Could you output every record again, exactly as given?

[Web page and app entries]
..............................

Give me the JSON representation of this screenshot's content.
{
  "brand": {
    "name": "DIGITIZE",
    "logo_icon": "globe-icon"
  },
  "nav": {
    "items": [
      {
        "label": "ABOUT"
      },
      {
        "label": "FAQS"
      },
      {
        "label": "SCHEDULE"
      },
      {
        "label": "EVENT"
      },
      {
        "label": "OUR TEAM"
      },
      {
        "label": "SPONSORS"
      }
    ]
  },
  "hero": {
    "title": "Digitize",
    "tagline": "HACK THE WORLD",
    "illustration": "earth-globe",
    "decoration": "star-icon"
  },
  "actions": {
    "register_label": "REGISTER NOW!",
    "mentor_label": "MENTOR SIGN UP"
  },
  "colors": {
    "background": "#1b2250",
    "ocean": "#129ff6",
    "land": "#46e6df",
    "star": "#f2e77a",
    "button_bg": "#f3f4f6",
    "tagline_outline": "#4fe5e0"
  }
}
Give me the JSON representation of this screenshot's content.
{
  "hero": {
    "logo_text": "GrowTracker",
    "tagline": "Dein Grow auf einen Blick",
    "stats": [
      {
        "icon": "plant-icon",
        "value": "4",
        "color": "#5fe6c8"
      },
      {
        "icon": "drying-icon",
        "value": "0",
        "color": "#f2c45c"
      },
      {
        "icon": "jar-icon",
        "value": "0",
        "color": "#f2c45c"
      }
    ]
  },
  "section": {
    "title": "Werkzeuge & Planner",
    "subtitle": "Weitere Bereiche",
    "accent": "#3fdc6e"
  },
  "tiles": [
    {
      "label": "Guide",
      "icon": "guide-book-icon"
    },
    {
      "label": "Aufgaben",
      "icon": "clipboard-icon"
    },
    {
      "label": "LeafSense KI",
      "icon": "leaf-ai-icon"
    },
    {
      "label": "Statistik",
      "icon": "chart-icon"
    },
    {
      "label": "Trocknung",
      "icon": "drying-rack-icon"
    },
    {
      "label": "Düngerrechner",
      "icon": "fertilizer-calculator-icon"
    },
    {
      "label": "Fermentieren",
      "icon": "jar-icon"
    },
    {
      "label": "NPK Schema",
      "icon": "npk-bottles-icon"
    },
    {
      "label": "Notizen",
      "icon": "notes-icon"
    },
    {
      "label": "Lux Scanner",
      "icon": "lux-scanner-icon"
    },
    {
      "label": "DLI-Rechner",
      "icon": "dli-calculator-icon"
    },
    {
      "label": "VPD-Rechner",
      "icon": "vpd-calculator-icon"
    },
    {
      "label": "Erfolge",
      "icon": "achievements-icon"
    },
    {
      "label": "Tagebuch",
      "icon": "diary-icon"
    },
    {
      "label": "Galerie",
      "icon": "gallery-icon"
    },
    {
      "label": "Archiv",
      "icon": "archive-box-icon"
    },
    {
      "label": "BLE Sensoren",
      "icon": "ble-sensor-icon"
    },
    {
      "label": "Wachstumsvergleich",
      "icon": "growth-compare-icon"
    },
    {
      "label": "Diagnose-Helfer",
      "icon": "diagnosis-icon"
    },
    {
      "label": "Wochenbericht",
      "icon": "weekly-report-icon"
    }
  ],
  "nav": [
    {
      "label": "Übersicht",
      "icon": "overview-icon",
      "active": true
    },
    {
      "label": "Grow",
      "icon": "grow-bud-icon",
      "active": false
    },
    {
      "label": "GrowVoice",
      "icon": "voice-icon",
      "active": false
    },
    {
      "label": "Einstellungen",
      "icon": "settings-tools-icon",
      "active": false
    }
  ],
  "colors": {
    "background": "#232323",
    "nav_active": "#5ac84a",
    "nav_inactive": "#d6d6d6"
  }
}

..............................

**Response area**
Give me the JSON representation of this screenshot's content.
{
  "brand": {
    "name": "DIGITIZE",
    "logo_icon": "globe-icon"
  },
  "nav": {
    "items": [
      {
        "label": "ABOUT"
      },
      {
        "label": "FAQS"
      },
      {
        "label": "SCHEDULE"
      },
      {
        "label": "EVENT"
      },
      {
        "label": "OUR TEAM"
      },
      {
        "label": "SPONSORS"
      }
    ]
  },
  "hero": {
    "title": "Digitize",
    "tagline": "HACK THE WORLD",
    "illustration": "earth-globe",
    "decoration": "star-icon"
  },
  "actions": {
    "register_label": "REGISTER NOW!",
    "mentor_label": "MENTOR SIGN UP"
  },
  "colors": {
    "background": "#1b2250",
    "ocean": "#129ff6",
    "land": "#46e6df",
    "star": "#f2e77a",
    "button_bg": "#f3f4f6",
    "tagline_outline": "#4fe5e0"
  }
}
Give me the JSON representation of this screenshot's content.
{
  "hero": {
    "logo_text": "GrowTracker",
    "tagline": "Dein Grow auf einen Blick",
    "stats": [
      {
        "icon": "plant-icon",
        "value": "4",
        "color": "#5fe6c8"
      },
      {
        "icon": "drying-icon",
        "value": "0",
        "color": "#f2c45c"
      },
      {
        "icon": "jar-icon",
        "value": "0",
        "color": "#f2c45c"
      }
    ]
  },
  "section": {
    "title": "Werkzeuge & Planner",
    "subtitle": "Weitere Bereiche",
    "accent": "#3fdc6e"
  },
  "tiles": [
    {
      "label": "Guide",
      "icon": "guide-book-icon"
    },
    {
      "label": "Aufgaben",
      "icon": "clipboard-icon"
    },
    {
      "label": "LeafSense KI",
      "icon": "leaf-ai-icon"
    },
    {
      "label": "Statistik",
      "icon": "chart-icon"
    },
    {
      "label": "Trocknung",
      "icon": "drying-rack-icon"
    },
    {
      "label": "Düngerrechner",
      "icon": "fertilizer-calculator-icon"
    },
    {
      "label": "Fermentieren",
      "icon": "jar-icon"
    },
    {
      "label": "NPK Schema",
      "icon": "npk-bottles-icon"
    },
    {
      "label": "Notizen",
      "icon": "notes-icon"
    },
    {
      "label": "Lux Scanner",
      "icon": "lux-scanner-icon"
    },
    {
      "label": "DLI-Rechner",
      "icon": "dli-calculator-icon"
    },
    {
      "label": "VPD-Rechner",
      "icon": "vpd-calculator-icon"
    },
    {
      "label": "Erfolge",
      "icon": "achievements-icon"
    },
    {
      "label": "Tagebuch",
      "icon": "diary-icon"
    },
    {
      "label": "Galerie",
      "icon": "gallery-icon"
    },
    {
      "label": "Archiv",
      "icon": "archive-box-icon"
    },
    {
      "label": "BLE Sensoren",
      "icon": "ble-sensor-icon"
    },
    {
      "label": "Wachstumsvergleich",
      "icon": "growth-compare-icon"
    },
    {
      "label": "Diagnose-Helfer",
      "icon": "diagnosis-icon"
    },
    {
      "label": "Wochenbericht",
      "icon": "weekly-report-icon"
    }
  ],
  "nav": [
    {
      "label": "Übersicht",
      "icon": "overview-icon",
      "active": true
    },
    {
      "label": "Grow",
      "icon": "grow-bud-icon",
      "active": false
    },
    {
      "label": "GrowVoice",
      "icon": "voice-icon",
      "active": false
    },
    {
      "label": "Einstellungen",
      "icon": "settings-tools-icon",
      "active": false
    }
  ],
  "colors": {
    "background": "#232323",
    "nav_active": "#5ac84a",
    "nav_inactive": "#d6d6d6"
  }
}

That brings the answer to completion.